Such legislation is an important foundation and is legitimate because the Constitution commits to redress and equity. As said above, Section 9 (2) says, Equality includes the full and equal enjoyment of all rights and freedoms. To promote the achievement of equality, LEGISLATIVE and other measures designed to protect or advance persons, or categories of persons, disadvantaged by unfair discrimination MAY BE TAKEN”.
The constitutional changes are long overdue as is removal of the compensation requirement for land restitution and redistribution. Without land, there is no economic policy that will survive. The proposed legislative interventions will be meaningless if the land remains in private hands. The State should take custodianship of all land in the same manner as it is a custodian of all mineral resources, and the necessary political consensus should be relatively easier to achieve because black political parties that can hold to this view have the required majority to amend the Constitution.
The current economic inclusion policies have proven very weak in principle and practice. BBBEE Codes just provide for black people to be indebted economic staff riders, who borrow money from the banks, buy shares and do not genuinely participate in many economic activities in a meaningful sense. Majority or all of the BEE beneficiaries are staff riders in white companies and do not even know how the companies are run.
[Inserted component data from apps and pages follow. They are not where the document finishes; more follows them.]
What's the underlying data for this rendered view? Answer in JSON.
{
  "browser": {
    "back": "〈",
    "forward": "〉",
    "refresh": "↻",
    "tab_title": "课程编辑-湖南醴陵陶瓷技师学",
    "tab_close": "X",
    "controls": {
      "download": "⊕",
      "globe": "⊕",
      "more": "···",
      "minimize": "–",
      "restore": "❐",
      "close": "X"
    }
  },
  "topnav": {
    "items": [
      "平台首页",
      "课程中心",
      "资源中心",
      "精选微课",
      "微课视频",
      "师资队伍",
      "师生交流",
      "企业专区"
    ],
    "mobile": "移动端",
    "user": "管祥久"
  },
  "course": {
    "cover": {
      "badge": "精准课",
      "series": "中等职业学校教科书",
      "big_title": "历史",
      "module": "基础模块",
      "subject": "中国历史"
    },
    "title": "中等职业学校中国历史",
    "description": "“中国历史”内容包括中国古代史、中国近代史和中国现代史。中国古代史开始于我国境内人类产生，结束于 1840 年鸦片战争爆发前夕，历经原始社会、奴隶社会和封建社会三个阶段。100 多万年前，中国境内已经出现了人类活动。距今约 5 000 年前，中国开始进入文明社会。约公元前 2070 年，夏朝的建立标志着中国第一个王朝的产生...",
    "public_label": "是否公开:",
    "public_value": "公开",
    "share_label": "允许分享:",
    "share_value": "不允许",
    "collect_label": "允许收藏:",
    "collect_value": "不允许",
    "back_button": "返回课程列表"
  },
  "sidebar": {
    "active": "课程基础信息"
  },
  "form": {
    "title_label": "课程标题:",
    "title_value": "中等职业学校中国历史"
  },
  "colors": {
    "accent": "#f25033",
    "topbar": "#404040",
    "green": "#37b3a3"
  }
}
We need a radical economic revolution programme premised on the consensus of all political parties in South Africa. This contribution serves as a very important foundation for thorough political deliberations on how we should all strive to include black people into the economy. We carry individual and collective responsibility and obligation to undo the economic justices of the past and to build equitable economic and social development for the future. This needs dedicated focus and commitment to succeed. The argument made here is that legislation and other measures designed to protect or advance persons, or categories of persons, disadvantaged by unfair discrimination MUST BE TAKEN. DM